## WHAT THE TASK REQUIRES
After reading the data below, copy out every line that contains the word "Schedule".
***
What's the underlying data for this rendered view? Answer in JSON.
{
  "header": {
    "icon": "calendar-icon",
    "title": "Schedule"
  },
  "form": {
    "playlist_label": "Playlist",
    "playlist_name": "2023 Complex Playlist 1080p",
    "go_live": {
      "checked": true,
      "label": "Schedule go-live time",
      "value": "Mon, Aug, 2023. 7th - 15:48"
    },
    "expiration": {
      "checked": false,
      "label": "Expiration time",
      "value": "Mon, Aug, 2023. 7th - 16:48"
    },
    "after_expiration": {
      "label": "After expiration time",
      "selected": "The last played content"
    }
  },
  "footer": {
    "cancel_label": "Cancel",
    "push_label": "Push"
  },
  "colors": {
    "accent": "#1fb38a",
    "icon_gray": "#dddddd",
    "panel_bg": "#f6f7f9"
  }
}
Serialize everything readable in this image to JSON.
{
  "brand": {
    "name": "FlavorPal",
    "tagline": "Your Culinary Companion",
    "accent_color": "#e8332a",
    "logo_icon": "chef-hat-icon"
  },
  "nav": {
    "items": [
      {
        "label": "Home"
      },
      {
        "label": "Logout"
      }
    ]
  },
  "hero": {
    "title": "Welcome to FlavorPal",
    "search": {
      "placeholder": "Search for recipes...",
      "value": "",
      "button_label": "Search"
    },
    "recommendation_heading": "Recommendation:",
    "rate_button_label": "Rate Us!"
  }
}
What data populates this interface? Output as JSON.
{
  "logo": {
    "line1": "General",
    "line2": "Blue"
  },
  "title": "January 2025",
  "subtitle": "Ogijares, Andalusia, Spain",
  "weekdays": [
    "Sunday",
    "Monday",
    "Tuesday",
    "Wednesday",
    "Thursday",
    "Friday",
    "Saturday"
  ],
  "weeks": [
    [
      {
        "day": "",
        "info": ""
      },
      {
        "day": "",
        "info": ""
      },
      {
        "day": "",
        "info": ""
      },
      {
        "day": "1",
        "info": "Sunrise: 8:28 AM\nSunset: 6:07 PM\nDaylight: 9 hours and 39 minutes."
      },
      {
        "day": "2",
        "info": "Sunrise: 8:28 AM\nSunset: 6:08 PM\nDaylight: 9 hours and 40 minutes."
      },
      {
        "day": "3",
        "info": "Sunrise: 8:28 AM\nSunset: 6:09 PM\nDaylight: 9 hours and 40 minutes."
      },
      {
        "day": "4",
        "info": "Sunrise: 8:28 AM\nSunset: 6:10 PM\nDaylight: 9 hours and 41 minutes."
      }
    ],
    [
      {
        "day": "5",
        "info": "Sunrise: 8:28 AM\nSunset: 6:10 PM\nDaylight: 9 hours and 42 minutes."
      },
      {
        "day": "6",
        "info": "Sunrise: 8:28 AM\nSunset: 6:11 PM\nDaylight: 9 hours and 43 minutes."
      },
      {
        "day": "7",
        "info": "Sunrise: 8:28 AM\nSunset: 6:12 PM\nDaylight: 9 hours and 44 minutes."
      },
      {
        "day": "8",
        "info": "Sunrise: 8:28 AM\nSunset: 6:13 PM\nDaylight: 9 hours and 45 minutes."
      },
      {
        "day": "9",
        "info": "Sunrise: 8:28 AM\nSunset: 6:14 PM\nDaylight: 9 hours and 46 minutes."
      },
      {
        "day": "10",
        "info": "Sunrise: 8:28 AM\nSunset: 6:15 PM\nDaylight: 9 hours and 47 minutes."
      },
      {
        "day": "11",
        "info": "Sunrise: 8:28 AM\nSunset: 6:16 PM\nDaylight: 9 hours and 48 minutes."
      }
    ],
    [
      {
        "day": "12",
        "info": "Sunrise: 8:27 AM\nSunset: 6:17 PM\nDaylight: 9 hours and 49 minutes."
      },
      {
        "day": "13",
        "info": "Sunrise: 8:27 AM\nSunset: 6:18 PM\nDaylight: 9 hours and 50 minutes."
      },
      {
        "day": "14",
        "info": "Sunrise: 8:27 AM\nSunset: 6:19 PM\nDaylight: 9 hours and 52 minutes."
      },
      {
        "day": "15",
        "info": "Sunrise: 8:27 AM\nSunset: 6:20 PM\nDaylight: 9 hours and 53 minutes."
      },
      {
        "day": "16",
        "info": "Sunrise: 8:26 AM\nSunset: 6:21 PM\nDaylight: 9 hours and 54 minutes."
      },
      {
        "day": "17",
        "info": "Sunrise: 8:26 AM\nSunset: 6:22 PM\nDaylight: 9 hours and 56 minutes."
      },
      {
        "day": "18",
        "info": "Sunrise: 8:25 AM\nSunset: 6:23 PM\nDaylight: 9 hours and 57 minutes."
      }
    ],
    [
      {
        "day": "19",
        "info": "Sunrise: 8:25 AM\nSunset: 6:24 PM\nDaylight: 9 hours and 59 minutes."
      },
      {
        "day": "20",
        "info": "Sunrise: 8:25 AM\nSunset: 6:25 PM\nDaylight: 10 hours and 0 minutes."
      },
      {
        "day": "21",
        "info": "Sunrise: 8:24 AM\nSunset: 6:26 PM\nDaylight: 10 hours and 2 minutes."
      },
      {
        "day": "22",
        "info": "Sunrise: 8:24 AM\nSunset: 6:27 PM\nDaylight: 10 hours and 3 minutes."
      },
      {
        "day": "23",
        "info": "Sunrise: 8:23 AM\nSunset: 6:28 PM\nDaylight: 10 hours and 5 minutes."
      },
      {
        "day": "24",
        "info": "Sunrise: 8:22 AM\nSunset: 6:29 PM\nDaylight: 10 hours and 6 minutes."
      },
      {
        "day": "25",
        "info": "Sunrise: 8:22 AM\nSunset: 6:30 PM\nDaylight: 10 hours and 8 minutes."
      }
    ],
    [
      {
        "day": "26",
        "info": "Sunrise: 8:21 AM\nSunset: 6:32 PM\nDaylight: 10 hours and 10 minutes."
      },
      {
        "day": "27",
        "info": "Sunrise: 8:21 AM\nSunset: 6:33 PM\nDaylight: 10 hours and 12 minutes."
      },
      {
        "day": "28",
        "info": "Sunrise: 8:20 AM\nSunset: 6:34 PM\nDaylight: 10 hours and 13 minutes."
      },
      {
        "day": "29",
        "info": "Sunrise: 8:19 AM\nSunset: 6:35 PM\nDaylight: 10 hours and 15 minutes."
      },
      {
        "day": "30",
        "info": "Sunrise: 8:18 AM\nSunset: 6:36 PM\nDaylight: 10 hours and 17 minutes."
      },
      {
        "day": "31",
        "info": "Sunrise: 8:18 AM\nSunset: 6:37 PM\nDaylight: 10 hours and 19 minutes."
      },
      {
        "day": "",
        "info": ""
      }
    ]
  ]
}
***
## WRITTEN SOLUTION
    "title": "Schedule"
      "label": "Schedule go-live time",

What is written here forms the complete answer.